IF Tasmania’s superstar threeyear-old Admiral makes it to Flemington for the Australian Guineas as planned, there’ll be a very recognisable face in the birdcage.
The son of Mossman and winner of eight of his 10 starts is part-owned by Star Thoroughbreds founder and proud Tasmanian Denise Martin.
On top of that, Admiral is trained by Martin’s brother-inlaw Barry Campbell.
Unarguably, the best three year-old to emerge from the Apple Isle since Alfa in the mid-nineties, Admiral won six of his seven starts as juvenile including the Elwick Stakes, Gold Sovereign and finally the Sires’ Produce Stakes by 3.5-lens with 60kgs on his back.
Admiral has taken up where he left off in this, his classic year with consecutive wins in the Launceston 3YO Trophy and again last Sunday taking out the Tasmanian Guineas by a cruisy 3-lens.
Martin is more than a partowner of Admiral, she effectively bred the horse.
Years ago, Martin bought a Jetball yearling filly in New Zealand for $20,000 that was eventually named, Entally, after one of Tasmania’s most historic houses.
While in Tasmania with Gai Waterhouse to support injured jockey Bev Buckingham, Martin was able to divide Entally among some of those attending the charity luncheon.
Entally was handy without being brilliant winning two races and placing on numerous occasions in Tasmania.
She proved to be a much more worthy broodmare with stakes placegetters National Trust and Reunification among her five foals.
“My brother-in-law Barry Campbell trained Entally and trained Reunification as well, she was a grand mare, she won about 12 races and was stakesplaced and won $190,000,” Martin explained.
“When she retired to stud, she produced her first foal — an unusually named colt by Elvstroem called Spud’s Pride.
“He won a couple of starts in Tassie and looked very promising and then in the middle of last year went to Sandown and very sadly died mid-race.
“The man who bought Reunificaiton to breed from was a Hobart based businessman called Dudley Clark and he wanted to develop his own training complex out of Hobart and bought a few horses,” Martin went on.
“So I got to talking to him and I said your mare (Reunification) deserves a chance in the Hunter.
“She’s a really grand performer, I said send her to Mossman because he’s an underrated horse and a really terrific sire.
“He is very moderately priced and he’s from a great family and I think he’s a horse that would produce a nice racehorse for you and if it’s a gelding they can train on till they’re seven or eight, they are really solid horses that like the wet.

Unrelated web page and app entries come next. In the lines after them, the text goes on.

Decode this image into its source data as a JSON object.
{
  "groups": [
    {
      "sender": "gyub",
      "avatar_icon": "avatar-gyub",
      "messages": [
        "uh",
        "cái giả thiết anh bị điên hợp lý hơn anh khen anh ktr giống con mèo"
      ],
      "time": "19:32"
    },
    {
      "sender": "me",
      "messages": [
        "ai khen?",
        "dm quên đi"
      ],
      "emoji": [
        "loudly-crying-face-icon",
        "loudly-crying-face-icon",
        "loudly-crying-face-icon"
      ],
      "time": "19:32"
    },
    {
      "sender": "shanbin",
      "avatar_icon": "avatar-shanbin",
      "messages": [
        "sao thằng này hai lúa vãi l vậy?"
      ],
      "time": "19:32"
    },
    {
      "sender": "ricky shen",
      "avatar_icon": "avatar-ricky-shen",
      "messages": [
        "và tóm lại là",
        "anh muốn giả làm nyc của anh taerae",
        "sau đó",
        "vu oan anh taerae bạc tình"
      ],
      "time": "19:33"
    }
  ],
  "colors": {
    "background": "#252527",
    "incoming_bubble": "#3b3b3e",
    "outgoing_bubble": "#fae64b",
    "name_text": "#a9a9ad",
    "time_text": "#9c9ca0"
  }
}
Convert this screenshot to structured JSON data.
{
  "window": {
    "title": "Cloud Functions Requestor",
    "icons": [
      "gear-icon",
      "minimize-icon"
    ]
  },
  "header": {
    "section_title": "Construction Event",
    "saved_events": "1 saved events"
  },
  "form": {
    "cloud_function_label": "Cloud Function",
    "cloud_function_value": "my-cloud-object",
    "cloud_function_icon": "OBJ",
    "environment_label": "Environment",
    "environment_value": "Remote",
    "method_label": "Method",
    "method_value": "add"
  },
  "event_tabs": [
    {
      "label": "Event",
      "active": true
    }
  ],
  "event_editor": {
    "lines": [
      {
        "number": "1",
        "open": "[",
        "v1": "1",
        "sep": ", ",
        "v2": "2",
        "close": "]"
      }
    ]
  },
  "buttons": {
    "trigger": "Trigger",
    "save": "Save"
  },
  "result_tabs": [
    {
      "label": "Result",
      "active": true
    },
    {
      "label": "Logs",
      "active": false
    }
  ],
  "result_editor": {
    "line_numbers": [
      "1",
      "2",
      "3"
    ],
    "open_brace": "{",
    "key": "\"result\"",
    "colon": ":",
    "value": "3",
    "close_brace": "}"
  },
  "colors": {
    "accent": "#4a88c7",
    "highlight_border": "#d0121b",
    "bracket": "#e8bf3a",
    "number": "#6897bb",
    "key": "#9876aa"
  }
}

“Well of course this is Admiral and unfortunately Dudley never saw because he was very ill with cancer and he sold Reunification in foal to Mossman to a great friend of mine, Bruno Calabro.
“Bruno asked me if I’d like to race the Mossman with him and another couple of friends and I sad ‘yes please’.
“He now looks to a very talented racehorse.”
Mossman is marshalling a Group 1 strike-force for the autumn carnivals with Golden Slipper Stakes winner Mossfun leading the team. Co-trainer Michael Hawkes said it was still too early to pin-point a particular race but all the feature sprints in Melbourne and Sydney are in the mix.
“Mossfun had a good break after that virus in the spring and is thriving,” Hawkes reported. “She looks magnificent and has grown a bit taller and a lot stronger.”
Mossman’s champion sprinter Buffering is having a break in readiness for another campaign after finishing sixth in the G1 Hong Kong Sprint last month. “He started spelling at the Werribee quarantine centre and will rest for another three weeks before returning to work,” trainer Rob Heathcote said. “He was off his game in Hong Kong and we’ve ruled out any further overseas campaigns.”
Heathcote bought a close relation to Buffering for $75,000 at the Magic Millions on Thursday. The Mossman – Hussyanna yearling colt (Lot 319) is from a winning half-sister to his grand campaigner who has won 16 races and $4.88 million.